Then I tallied each Master Card receipt that I scrupulously kept from the corner grocery store. All of the numerous payments to “super hair/grocery” lined up perfectly with the City Card statement. I didn’t realize that I had schlepped so many things on so many days from the local market. That was my oversight. Abashed, my wife called City Card to remove the block on those so-called phony transactions.
City Card was at fault too. Just pronouncing a foreign phrase as it would sound in English doesn’t mean that the expression has the same meaning as it has in English. If the words City Market (the proper translation) had appeared on all the transactions from the grocery store, my wife and I would have readily accepted the numerous charges after checking the receipts.
We have a Platinum City Card.

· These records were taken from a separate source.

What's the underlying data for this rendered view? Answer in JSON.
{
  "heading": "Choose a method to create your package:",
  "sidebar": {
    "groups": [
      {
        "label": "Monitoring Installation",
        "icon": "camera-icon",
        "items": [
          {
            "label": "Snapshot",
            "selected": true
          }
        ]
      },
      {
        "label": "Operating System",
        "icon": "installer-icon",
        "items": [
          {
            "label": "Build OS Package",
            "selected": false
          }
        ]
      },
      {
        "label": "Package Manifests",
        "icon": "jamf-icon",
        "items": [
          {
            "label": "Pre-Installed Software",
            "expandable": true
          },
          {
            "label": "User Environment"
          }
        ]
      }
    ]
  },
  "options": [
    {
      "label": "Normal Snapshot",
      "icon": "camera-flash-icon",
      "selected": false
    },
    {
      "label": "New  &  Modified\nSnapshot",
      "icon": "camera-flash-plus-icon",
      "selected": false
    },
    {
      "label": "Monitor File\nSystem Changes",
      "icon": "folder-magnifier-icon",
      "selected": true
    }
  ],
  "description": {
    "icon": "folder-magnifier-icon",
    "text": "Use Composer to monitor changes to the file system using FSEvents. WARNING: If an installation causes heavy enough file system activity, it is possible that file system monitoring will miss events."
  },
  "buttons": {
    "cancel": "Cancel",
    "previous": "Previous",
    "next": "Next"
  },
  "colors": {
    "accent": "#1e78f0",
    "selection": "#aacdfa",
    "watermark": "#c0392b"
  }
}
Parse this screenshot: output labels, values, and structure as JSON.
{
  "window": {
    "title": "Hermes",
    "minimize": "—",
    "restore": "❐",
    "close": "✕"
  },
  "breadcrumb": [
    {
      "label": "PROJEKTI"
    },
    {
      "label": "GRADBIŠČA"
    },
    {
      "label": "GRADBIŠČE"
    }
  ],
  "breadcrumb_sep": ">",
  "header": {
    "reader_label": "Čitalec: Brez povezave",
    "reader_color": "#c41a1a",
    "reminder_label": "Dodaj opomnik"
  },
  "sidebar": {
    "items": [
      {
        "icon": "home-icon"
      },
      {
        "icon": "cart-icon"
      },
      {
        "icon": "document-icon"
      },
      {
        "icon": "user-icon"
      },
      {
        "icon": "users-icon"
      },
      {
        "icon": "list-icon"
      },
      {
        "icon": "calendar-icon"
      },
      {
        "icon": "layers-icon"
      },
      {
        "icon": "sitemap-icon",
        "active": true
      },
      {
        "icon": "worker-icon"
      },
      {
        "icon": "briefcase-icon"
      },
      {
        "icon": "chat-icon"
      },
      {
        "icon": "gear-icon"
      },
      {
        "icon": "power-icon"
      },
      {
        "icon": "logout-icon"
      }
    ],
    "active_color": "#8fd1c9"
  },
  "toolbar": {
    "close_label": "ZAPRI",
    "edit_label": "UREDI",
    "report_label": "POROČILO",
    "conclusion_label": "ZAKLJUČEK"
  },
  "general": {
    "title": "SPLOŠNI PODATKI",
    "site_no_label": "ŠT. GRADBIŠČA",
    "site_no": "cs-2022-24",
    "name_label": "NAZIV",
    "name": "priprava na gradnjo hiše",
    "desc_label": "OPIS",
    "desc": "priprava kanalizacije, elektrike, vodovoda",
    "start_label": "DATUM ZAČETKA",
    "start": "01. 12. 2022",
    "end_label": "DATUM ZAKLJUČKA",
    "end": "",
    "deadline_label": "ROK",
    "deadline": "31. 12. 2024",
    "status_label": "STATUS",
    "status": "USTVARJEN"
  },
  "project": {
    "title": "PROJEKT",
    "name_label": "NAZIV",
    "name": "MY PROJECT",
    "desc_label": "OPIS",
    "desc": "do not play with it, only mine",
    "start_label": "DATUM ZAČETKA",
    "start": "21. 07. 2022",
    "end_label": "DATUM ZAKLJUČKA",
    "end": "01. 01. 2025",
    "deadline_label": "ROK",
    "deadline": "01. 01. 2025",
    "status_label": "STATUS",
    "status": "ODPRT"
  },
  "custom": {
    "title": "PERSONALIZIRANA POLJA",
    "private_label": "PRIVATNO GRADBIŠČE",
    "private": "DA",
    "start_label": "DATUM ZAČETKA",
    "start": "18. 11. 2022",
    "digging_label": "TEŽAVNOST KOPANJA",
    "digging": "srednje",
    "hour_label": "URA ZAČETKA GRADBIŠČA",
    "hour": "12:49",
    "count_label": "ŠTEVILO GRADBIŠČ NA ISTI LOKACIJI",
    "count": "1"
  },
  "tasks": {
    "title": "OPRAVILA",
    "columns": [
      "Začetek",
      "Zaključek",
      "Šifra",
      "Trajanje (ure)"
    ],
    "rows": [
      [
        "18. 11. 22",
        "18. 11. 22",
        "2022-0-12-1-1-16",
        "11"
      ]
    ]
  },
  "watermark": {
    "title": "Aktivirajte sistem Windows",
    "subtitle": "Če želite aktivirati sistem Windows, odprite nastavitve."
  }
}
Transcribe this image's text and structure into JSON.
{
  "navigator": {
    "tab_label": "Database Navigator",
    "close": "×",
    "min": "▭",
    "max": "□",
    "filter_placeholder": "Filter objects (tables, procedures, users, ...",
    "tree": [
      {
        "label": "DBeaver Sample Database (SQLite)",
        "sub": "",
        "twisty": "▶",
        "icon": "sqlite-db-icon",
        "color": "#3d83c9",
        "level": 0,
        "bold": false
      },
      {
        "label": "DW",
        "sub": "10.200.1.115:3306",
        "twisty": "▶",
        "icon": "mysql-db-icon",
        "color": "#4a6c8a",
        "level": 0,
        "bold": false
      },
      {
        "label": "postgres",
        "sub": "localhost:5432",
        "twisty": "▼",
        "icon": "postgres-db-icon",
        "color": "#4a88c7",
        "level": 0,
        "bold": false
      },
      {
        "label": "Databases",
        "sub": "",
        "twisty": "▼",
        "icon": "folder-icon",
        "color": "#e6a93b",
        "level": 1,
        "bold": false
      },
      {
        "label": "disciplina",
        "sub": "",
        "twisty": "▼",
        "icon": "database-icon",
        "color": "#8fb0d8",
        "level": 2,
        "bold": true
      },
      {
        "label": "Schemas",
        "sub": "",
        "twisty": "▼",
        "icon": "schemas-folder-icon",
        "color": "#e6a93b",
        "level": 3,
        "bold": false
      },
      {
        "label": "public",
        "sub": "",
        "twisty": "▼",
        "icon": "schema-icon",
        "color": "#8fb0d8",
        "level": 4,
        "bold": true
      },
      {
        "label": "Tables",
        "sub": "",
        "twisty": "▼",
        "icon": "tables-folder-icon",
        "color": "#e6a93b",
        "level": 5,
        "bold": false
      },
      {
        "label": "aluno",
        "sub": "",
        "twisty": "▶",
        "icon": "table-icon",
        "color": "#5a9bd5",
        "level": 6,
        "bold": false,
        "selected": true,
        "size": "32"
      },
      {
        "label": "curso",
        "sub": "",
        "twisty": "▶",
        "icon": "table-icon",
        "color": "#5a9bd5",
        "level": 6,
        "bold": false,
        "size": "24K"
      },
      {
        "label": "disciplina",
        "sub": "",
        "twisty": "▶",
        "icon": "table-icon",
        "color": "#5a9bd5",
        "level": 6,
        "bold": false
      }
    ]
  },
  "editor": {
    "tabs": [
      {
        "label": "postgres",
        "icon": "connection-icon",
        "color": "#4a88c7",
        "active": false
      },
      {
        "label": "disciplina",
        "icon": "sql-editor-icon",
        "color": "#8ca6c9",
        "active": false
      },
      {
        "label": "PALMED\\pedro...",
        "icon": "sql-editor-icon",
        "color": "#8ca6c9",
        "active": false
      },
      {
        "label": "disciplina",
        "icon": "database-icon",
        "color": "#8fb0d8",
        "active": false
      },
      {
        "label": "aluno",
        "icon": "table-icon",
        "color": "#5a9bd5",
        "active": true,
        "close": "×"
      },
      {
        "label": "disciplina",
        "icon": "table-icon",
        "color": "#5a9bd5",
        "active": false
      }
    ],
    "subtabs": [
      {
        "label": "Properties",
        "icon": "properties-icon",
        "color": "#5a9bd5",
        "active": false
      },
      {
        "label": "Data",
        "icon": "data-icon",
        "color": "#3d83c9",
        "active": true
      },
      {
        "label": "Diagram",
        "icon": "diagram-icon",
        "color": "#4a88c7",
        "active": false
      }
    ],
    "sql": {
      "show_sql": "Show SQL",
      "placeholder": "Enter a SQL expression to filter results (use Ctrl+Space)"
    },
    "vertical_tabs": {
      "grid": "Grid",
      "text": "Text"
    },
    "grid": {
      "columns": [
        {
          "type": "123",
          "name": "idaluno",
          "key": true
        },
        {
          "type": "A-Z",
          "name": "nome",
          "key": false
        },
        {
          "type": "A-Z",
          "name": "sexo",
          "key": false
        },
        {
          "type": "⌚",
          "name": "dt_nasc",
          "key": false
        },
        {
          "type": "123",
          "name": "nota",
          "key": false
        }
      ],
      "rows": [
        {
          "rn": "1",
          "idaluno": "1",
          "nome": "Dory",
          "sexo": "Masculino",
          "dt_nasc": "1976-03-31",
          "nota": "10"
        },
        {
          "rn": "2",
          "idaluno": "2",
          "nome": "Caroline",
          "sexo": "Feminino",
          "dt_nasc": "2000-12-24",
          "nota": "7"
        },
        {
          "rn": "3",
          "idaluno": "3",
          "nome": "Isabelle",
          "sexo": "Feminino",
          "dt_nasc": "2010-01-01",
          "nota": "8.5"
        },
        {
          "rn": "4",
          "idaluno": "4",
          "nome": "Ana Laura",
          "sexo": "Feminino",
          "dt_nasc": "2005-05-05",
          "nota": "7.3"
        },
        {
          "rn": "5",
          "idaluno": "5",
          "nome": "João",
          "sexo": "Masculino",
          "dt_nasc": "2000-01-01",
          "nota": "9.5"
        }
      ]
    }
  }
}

With the super hair/grocery fiasco, the platinum is tarnished, rust assured.
While my wife and my granddaughter Autumn were browsing in shops at the Jaffa Gate in the Old City of Jerusalem, I wandered into the nearby unheralded Anglican Christ Church. I anticipated seeing a few subdued Christian symbols in a traditional Christian setting, as opposed to the celebrated iconic Catholic and Greek Orthodox churches further into the Old City. Well, I wasn’t surprised that the Church was sparsely decorated. But I was taken aback when I saw a menorah on the altar, a centrally located stain-glassed window framing the Star of David, and a cabinet at the end of the Church that resembled the exterior of a synagogue Ark and was inscribed exclusively with abundant Hebrew phrases from the Old Testament. Of course, there were New Testament references to Jesus as well throughout the Church. But instead of a magnificent colorized portrait of Jesus on the Cross, there was a small black-and-white painting of the crucifixion behind the communion table in the middle of the Church. What struck me the most were the abundant Chagall-like figures (another Jewish touch) surrounding a relatively diminished Jesus.
What a bewildering juxtaposition of Jewish and Christian symbols! I soon, however, understood. I looked around some more until I noticed a wall panel written in English about the history of the Church. Two centuries ago, a Christian Zionist and a Messianic Jew (both inspired by the Jewish roots of the Gospel) decided to build an ecumenical and international church in the Old City, one which would attract Christian Zionists and Messianic Jews who would pray together harmoniously. I was not just enlightened; I was moved by the fusion of faiths.